The past couple of weeks have been a time of deep introspection and searching to make sense of what’s happening in the world around us and what we can do to acknowledge the pain and fundamentally make things better. While words are far less adequate than action, we want to share a statement that we released to the press last week on behalf of the Doctors for America movement:
“This has been a challenging week for the nation. We have watched Alton Sterling shot to death while selling CD’s outside a convenience store. We saw Philando Castile, a beloved school lunch supervisor, shot to death while driving home from the grocery store. We are witnesses to five police officers — Brent Thompson, Patrick Zamarripa, Lorne Ahrens, Michael Smith, and Michael Krol — shot to death and seven others wounded while doing their jobs and protecting a peaceful demonstration. These tragedies come on the heels of 49 people shot to death while dancing on a Saturday night in Orlando just one month ago.
“As doctors and medical students who have dedicated our careers to protecting health and saving lives, we mourn every loss. We call upon society to do everything we can to prevent tragic deaths from stealing the hopes, dreams, and futures of any person in America.
“That means affirming that Black lives matter. That means recognizing that every life is precious. That means taking a hard look at the prejudices and implicit biases that each of us carry and doing everything we can to remove those prejudices and biases. That means ensuring that law enforcement is well trained and well supported to de-escalate potential conflicts and eliminating racial bias from all aspects of our criminal justice system. That means passing common sense legislation to reduce gun violence including funding federal research on gun violence, investing in programs that reduce violence, and ensuring that no one who poses a likely threat to others or themselves can purchase a firearm. That means doing the hard work of building and strengthening trust and bonds between each of us and anyone who looks, talks, and thinks differently.
“Together, we can build a stronger and more cohesive society where everyone can live to their full potential.”
In times like this, it is easy to feel as though everything is going wrong. We cannot ignore the challenges and problems the nation faces. But we also cannot lose sight of the continued march of progress that every member of Doctors for America has been a part of in the past eight years since our movement first came together. Your voice, your stories, your participation in the actions and campaigns that we collectively take on are creating a better world for our patients, communities, and the nation.
In the face of pain and tragedy, it is up to each of us to find the courage and persistence to make ourselves be more honest and open about both what divides us and what brings us together, about the power and culpability that each of us has to bridge divides or deepen them, to bring more love and compassion or more fear and hatred into the world, to look to the light or focus on the darkness.

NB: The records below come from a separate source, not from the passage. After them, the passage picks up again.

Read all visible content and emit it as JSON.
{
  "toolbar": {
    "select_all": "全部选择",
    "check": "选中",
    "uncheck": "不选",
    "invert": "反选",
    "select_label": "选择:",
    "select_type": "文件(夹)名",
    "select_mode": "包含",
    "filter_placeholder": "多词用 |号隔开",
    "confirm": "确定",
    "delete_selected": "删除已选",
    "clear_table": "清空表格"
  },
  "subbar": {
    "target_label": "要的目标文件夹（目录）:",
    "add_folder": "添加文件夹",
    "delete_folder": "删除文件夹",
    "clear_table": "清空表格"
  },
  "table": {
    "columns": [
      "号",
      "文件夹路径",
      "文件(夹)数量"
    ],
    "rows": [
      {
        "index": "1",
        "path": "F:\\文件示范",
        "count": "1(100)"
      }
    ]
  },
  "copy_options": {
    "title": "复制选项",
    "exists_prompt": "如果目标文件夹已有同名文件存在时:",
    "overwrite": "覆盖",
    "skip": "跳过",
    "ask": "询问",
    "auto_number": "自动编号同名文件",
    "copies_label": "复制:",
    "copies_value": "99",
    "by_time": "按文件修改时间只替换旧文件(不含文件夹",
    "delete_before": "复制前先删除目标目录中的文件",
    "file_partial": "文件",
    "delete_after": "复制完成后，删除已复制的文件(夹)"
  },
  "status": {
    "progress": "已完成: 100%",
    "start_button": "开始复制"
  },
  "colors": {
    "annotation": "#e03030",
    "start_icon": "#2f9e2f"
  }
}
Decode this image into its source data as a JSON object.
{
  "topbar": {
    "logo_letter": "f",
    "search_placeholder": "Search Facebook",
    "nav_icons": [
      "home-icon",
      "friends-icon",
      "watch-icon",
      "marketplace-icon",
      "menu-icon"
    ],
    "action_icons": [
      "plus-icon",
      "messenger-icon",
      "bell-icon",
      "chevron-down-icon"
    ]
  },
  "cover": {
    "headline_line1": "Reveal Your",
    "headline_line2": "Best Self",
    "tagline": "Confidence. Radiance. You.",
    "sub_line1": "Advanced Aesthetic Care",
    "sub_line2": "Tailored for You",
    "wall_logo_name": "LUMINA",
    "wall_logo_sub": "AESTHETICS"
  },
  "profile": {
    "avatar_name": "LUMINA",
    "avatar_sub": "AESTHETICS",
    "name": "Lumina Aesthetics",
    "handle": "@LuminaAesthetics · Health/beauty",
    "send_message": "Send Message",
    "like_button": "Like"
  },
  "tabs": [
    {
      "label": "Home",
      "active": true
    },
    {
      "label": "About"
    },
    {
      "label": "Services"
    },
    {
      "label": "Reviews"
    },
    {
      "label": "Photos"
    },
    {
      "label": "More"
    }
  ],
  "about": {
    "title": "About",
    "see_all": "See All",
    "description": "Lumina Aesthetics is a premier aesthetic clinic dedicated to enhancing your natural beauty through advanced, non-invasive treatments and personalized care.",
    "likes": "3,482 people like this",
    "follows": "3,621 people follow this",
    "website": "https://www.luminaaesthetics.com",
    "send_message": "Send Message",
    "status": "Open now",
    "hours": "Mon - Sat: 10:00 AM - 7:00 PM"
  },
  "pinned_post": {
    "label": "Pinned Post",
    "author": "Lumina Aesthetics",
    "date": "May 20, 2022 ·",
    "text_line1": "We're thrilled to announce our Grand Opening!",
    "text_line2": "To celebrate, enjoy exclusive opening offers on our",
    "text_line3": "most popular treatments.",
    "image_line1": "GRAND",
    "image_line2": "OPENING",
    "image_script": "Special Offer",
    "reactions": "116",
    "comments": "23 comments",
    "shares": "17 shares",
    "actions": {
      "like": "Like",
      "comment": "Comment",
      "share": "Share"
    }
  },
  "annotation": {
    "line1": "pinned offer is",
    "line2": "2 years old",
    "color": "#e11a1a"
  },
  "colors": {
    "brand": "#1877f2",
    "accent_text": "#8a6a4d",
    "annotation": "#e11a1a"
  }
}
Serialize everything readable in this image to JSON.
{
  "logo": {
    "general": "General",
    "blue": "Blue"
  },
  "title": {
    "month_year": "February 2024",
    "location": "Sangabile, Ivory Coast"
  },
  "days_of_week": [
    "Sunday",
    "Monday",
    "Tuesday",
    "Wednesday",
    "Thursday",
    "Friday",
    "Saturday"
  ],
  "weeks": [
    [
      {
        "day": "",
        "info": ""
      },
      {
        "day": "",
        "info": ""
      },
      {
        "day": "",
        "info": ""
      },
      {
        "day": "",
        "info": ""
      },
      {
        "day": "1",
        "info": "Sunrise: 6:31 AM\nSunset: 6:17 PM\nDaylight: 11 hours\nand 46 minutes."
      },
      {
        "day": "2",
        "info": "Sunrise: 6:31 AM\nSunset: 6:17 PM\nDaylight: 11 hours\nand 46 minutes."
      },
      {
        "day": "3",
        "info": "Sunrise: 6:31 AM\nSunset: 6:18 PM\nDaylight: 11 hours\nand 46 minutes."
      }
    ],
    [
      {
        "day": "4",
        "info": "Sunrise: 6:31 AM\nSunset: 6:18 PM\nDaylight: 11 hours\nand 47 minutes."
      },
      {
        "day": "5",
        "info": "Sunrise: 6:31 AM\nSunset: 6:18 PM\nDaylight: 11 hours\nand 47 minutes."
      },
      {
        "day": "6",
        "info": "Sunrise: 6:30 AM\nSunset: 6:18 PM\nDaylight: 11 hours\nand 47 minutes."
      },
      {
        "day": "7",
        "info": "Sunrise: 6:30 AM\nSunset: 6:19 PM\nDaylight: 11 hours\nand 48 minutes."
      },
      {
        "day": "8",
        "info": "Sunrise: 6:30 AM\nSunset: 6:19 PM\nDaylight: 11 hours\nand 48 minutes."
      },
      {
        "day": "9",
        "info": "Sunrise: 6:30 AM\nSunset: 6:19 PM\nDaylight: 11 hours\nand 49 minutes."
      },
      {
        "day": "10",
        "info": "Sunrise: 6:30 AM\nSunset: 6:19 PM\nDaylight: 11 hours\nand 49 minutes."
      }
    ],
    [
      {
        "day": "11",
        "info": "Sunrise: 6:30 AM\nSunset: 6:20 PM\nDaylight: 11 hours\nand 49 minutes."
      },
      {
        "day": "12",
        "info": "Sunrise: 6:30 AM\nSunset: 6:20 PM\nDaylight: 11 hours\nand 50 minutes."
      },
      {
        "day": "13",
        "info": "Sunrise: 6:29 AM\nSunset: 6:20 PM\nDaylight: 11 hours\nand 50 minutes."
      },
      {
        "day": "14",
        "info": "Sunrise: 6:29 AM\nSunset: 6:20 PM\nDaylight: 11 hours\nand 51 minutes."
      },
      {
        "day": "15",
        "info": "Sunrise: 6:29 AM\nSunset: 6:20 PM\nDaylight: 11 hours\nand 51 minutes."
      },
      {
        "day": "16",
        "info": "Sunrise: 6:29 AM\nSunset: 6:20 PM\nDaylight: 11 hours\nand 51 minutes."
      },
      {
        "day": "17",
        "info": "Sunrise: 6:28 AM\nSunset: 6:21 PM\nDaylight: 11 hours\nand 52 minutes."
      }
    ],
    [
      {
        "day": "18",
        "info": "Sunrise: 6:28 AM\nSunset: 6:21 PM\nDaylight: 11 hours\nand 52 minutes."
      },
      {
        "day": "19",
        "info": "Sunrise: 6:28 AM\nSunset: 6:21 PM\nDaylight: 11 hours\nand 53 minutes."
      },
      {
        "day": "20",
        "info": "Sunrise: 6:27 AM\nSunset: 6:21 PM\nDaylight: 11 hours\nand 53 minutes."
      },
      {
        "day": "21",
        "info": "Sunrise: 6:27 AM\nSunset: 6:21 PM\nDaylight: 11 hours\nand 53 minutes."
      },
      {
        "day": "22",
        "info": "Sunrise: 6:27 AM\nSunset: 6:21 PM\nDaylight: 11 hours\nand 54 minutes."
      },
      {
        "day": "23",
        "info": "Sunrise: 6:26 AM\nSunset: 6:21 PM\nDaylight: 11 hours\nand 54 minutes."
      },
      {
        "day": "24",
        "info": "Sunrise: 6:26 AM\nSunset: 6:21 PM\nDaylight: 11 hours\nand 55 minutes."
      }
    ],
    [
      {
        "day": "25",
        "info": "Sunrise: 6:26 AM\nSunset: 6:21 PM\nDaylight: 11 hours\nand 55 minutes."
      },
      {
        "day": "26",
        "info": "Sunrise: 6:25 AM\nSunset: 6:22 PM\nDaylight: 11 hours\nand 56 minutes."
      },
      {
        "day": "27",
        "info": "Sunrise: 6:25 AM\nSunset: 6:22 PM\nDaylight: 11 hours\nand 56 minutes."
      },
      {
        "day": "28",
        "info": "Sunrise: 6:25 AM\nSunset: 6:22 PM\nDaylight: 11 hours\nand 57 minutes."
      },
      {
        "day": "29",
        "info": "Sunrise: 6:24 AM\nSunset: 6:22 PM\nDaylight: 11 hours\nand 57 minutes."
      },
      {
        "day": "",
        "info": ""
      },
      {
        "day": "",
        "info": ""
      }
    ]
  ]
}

What gives me hope is seeing Doctors for America members continue marching forward. With your help and thoughtful input, we will gain better access to equitable, affordable, high quality health care for every person in America and ensure that everyone has the opportunity to live a life of health and vitality. We will expand Medicaid to the millions who need it in the remaining 19 states. We will make sure our patients can afford their medications. We will save lives from gun violence. We will tackle the challenge of bringing mental health disorders and substance use disorders out of the shadows of stigma and into the care people need. We will ensure that the color of your skin does not dictate whether violence will visit your family. We will not shy away from taking on longstanding and emerging threats to health so people can pursue their dreams.
Many of us are wondering what we can do. Here is an initial list of ways we can each do our part, but it is just the start of a conversation we want to continue with each person in the Doctors for America family. Tell us what you are doing and what else you think the Doctors for America movement can do to make tomorrow a better day.
- Building bridges in your own life: Each of us can make an extra effort to be aware of and challenge our own biases, prejudices, and blind spots. Proactively connect with and learn about people and communities that are outside your normal circles, especially those that are hurting and feeling marginalized. Ask your patients about their experiences and their communities. Host a dinner or brunch and create a safe space where people in your life from different backgrounds can openly share their perspectives, fears, and hopes.
- Sharing with the Doctors for America community: We would love to put together opportunities where Doctors for America members learn from members of our incredibly diverse community. Let us know if you’re interested in participating and sharing.
- Doctors for America campaigns: Get involved in our campaigns and initiatives to take on barriers to health and opportunity. We are always seeking leaders for our active or planned campaigns and actions on many fronts including Medicaid expansion, mental health, affordable drugs, substance and opioid use, racial disparities, food insecurity, gun violence, and more. Even if you cannot lead, your participation at any level is the heart of this movement, including inviting others to join our movement and contributing financially.
- Additional organized efforts: A group of doctors and medical students has authored “A Letter to Our Patients” with commitments to address structural racism as health care professionals. There are many events happening to highlight the growing scourge of gun violence both in communities and a #DisarmHate rally in DC on August 13. There are many other efforts arising out of recent events, and we encourage you to participate in efforts that speak to you especially those that are happening in your own community.
One more important note. As doctors and medical students, we focus our lives on taking care of those around us. As advocates, we demand even more of ourselves after hours and on weekends. But we can only keep changing the world if we carve out the space to take care of ourselves. So please, take the time to take of yourself, and we will continue this march together long into the future